Last week, my Uncle Roger passed away in a car accident. He was 82.
I will always remember Uncle Roger for go-carts.
He made them himself.
When he was young and just married, he was working in a big metal factory. But he got bored by factory life and rules, and decided to start up his own business. His niche was the production of high precision metal moulds.
He started with one milling machine in his backyard. I believe he ended up with 20 or more machines when he retired 15 years ago.
The workshop and the backyard was also our play territory. I still very well remember the garden and the big sandbox he has made for children. And he could do amazing things with metal waste, such as building go-carts by welding old tubes, adding old bicycle spare parts to it, such as chains, pedals, and wheels. It was as if he could paint with waste. These go-carts were rock-solid, and if it happened that during one of the races a wheel went off, Uncle Roger was there are the technician in the pit stop to fix it immediately.
When I think about Uncle Roger, I also think about one of his daughters, about my age. She was the first girl I fell in love with. She was lovely, a bit boy-ish in her game and really taking care of me as her nephew when we were on family visit. I wanted to marry her, but unfortunately marrying your niece is not something you do. I think I was 8 or so.
We were a bit late for the funeral due to traffic jams around Brussels. The funeral was held in Flanders, about a 1 ½ hour drive from where I live. The morning was a bit grey, a bit misty, already a bit sad, with fog over the fields. It was a bit chilly when my spouse and me entered the church.
It took me some time to be in full presence during the ceremony.
It’s a long time ago I entered a church. Usually only for marriage or funeral ceremonies, and on a very rare occasion, I step in when I need silence. I sometimes do this when traveling for business.
As the ceremony went on, i looked around the church. From an architecture point of view, this church was fairly straightforward, nothing special really. But the stained glass in the main chapel of the church distracted my attention and musings.
They were beautiful paintings with glass, and each of those stained glasses was labeled with the name of the rich family that had offered this to the institution church; probably it would buy them eternal life in heaven one day.
It made me think of the stained glass artwork by Flanders artist Wim Delvoye, using x-rays of human beings as elements of eternal life. He is very intense, and an absolute innovator.
The artist is from the same region as where the funeral was held. This region of Flanders is also where some of the fiercest battles in World War I and II were fought. It’s deep in Flanders’ DNA, and we have a culture of respect for the war veterans, of which there are not many left these days.

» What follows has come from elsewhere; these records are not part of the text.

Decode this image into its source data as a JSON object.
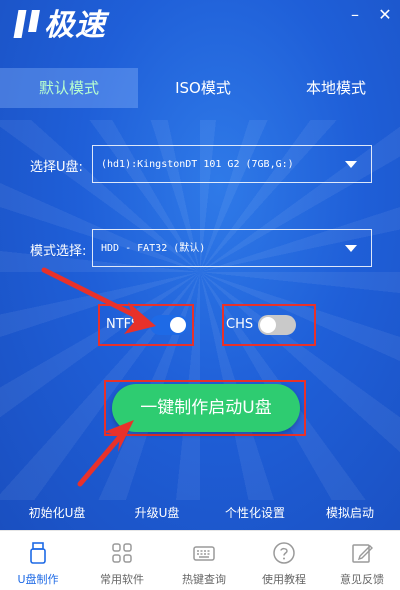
{
  "app": {
    "logo_text": "极速",
    "minimize_icon": "minimize-icon",
    "close_icon": "close-icon"
  },
  "tabs": [
    {
      "label": "默认模式",
      "active": true
    },
    {
      "label": "ISO模式",
      "active": false
    },
    {
      "label": "本地模式",
      "active": false
    }
  ],
  "usb": {
    "label": "选择U盘:",
    "value": "(hd1):KingstonDT 101 G2      (7GB,G:)"
  },
  "mode": {
    "label": "模式选择:",
    "value": "HDD - FAT32 (默认)"
  },
  "options": {
    "ntfs": {
      "label": "NTFS",
      "enabled": true
    },
    "chs": {
      "label": "CHS",
      "enabled": false
    }
  },
  "main_button": {
    "label": "一键制作启动U盘"
  },
  "actions": [
    {
      "label": "初始化U盘"
    },
    {
      "label": "升级U盘"
    },
    {
      "label": "个性化设置"
    },
    {
      "label": "模拟启动"
    }
  ],
  "nav": [
    {
      "label": "U盘制作",
      "icon": "usb-drive-icon",
      "active": true
    },
    {
      "label": "常用软件",
      "icon": "apps-grid-icon",
      "active": false
    },
    {
      "label": "热键查询",
      "icon": "keyboard-icon",
      "active": false
    },
    {
      "label": "使用教程",
      "icon": "help-icon",
      "active": false
    },
    {
      "label": "意见反馈",
      "icon": "feedback-edit-icon",
      "active": false
    }
  ],
  "colors": {
    "accent_blue": "#1f5fd8",
    "active_tab_text": "#b8ffcf",
    "primary_green": "#2ecc71",
    "annotation_red": "#e8312a",
    "toggle_on": "#1e6ae6"
  }
}
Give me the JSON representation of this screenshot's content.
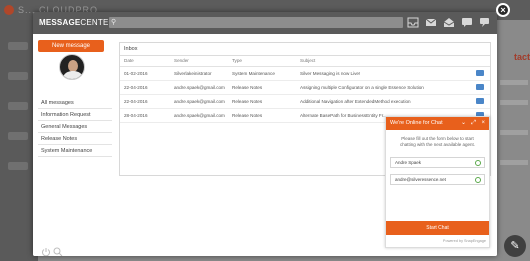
{
  "background": {
    "logo_text": "S... CLOUDPRO",
    "action_label": "tact"
  },
  "modal": {
    "logo_first": "MESSAGE",
    "logo_second": "CENTER",
    "search": {
      "placeholder": "",
      "value": ""
    },
    "toolbar": {
      "icons": [
        "inbox-icon",
        "mail-icon",
        "mail-open-icon",
        "comment-icon",
        "chat-bubble-icon"
      ]
    },
    "close_label": "×"
  },
  "sidebar": {
    "new_message_label": "New message",
    "folders": [
      {
        "label": "All messages"
      },
      {
        "label": "Information Request"
      },
      {
        "label": "General Messages"
      },
      {
        "label": "Release Notes"
      },
      {
        "label": "System Maintenance"
      }
    ]
  },
  "inbox": {
    "title": "Inbox",
    "columns": [
      "Date",
      "Sender",
      "Type",
      "Subject"
    ],
    "rows": [
      {
        "date": "01-02-2016",
        "sender": "Silverlakeinistrator",
        "type": "System Maintenance",
        "subject": "Silver Messaging is now Live!"
      },
      {
        "date": "22-04-2016",
        "sender": "andre.spaek@gmail.com",
        "type": "Release Notes",
        "subject": "Assigning multiple Configurator on a single Essence Solution"
      },
      {
        "date": "22-04-2016",
        "sender": "andre.spaek@gmail.com",
        "type": "Release Notes",
        "subject": "Additional Navigation after ExtendedMethod execution"
      },
      {
        "date": "28-04-2016",
        "sender": "andre.spaek@gmail.com",
        "type": "Release Notes",
        "subject": "Alternate BasePath for BusinessEntity Fr..."
      }
    ]
  },
  "chat": {
    "title": "We're Online for Chat",
    "controls": [
      "⌄",
      "⤢",
      "×"
    ],
    "message": "Please fill out the form below to start chatting with the next available agent.",
    "name_value": "Andre Spaek",
    "email_value": "andre@silveressence.net",
    "start_label": "Start Chat",
    "powered_by": "Powered by SnapEngage"
  },
  "colors": {
    "accent": "#e8601c",
    "header_bg": "#5a5a5a",
    "overlay": "#6e6e6e",
    "row_icon": "#4a86c8"
  },
  "fab_icon": "pencil-icon"
}
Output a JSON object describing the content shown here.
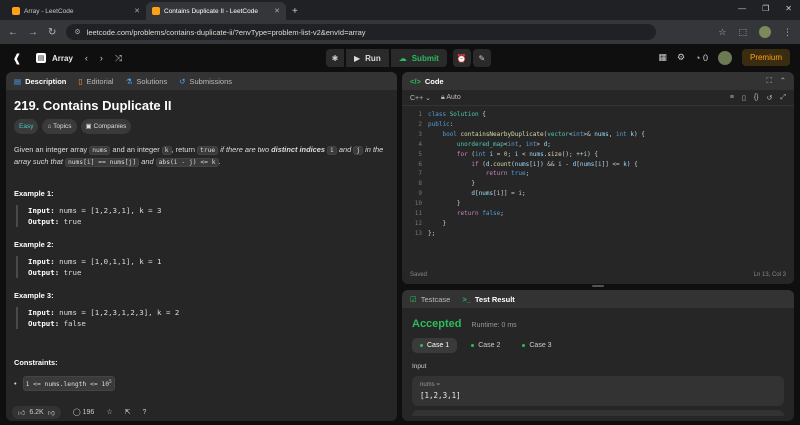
{
  "browser": {
    "tabs": [
      {
        "title": "Array - LeetCode",
        "active": false
      },
      {
        "title": "Contains Duplicate II - LeetCode",
        "active": true
      }
    ],
    "url": "leetcode.com/problems/contains-duplicate-ii/?envType=problem-list-v2&envId=array"
  },
  "topbar": {
    "list_title": "Array",
    "run_label": "Run",
    "submit_label": "Submit",
    "streak": "0",
    "premium_label": "Premium"
  },
  "left_tabs": [
    "Description",
    "Editorial",
    "Solutions",
    "Submissions"
  ],
  "problem": {
    "title": "219. Contains Duplicate II",
    "tags": [
      "Easy",
      "Topics",
      "Companies"
    ],
    "desc": {
      "t1": "Given an integer array ",
      "c1": "nums",
      "t2": " and an integer ",
      "c2": "k",
      "t3": ", return ",
      "c3": "true",
      "t4": " if there are two ",
      "b1": "distinct indices",
      "t5": " ",
      "c4": "i",
      "t6": " and ",
      "c5": "j",
      "t7": " in the array such that ",
      "c6": "nums[i] == nums[j]",
      "t8": " and ",
      "c7": "abs(i - j) <= k",
      "t9": "."
    },
    "examples": [
      {
        "title": "Example 1:",
        "input": "nums = [1,2,3,1], k = 3",
        "output": "true"
      },
      {
        "title": "Example 2:",
        "input": "nums = [1,0,1,1], k = 1",
        "output": "true"
      },
      {
        "title": "Example 3:",
        "input": "nums = [1,2,3,1,2,3], k = 2",
        "output": "false"
      }
    ],
    "input_label": "Input:",
    "output_label": "Output:",
    "constraints_title": "Constraints:",
    "constraint_1": "1 <= nums.length <= 10",
    "constraint_1_exp": "5",
    "likes": "6.2K",
    "comments": "196"
  },
  "code_panel": {
    "title": "Code",
    "language": "C++",
    "mode": "Auto",
    "status": "Saved",
    "cursor": "Ln 13, Col 3",
    "line_numbers": [
      "1",
      "2",
      "3",
      "4",
      "5",
      "6",
      "7",
      "8",
      "9",
      "10",
      "11",
      "12",
      "13"
    ]
  },
  "result_panel": {
    "tabs": [
      "Testcase",
      "Test Result"
    ],
    "verdict": "Accepted",
    "runtime": "Runtime: 0 ms",
    "cases": [
      "Case 1",
      "Case 2",
      "Case 3"
    ],
    "input_label": "Input",
    "var_name": "nums =",
    "var_value": "[1,2,3,1]"
  },
  "colors": {
    "accent": "#ffa116",
    "success": "#2cbb5d",
    "easy": "#46c6c2"
  }
}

What I did not know is that Uncle Roger was the chairman of one of the local war veterans associations. He never fought the war, but he was volunteered for the position, as known for the social work he did in that area of Flanders.
I was therefore surprised that during the funeral there was a delegation of Belgian war veterans, with flags, and a really good trumpet player honoring my Uncle Roger with the last post and the Belgian national hymn.
It was a simple and serene ceremony. With the same serenity as the family exposes: no frills, with a lot of warmth, respect, love and belonging.
In Flanders, it is the habit that after the funeral, the family relatives are invited for a cosy get together, with a bite and a drink. In some families this is a full three-course lunch, in others – like ours – it is a simple sandwich lunch with fresh soup. It is a moment where the family can re-connect.
I sat in front of my nephew Joost, about my age, which is main curator at one of the most famous art museum in Brussels. He is deeply specialized in medieval paint art, with a deep niche expertise on Rubens and Pieter Breughel the Elder.
He is that much expert, that he is asked by very wealthy families and investors worldwide to do assessments on paintings to make sure they don’t buy copies etc.
The painting above is called “The Blind lead the Blind”, and I use it in a brand new upcoming presentation about innovation and the roles of rebels. The painting was made in 1568 and you can read everything about it on Wikipedia.
I asked Joost if he knew some anecdotes about the painting. I think he went on for more than an hour.
I was impressed with Breughel’s as an innovator, as a rebel and an influencer on many next generations of painters. For his technique, but also as for being one of the first who took art out of the religious context.
My Uncle Roger was not a painter. He was not a rebel. But he definitely is one of my influencers. He was a simple metal worker, self-made made. He worked with hard and steel metal, but he was a very soft man. For me he was the innovator and artist of go-carts. I will remember his soft smile and his endless caring for children playing in the backyard. I will remember him forever.
Farewell, Uncle Roger !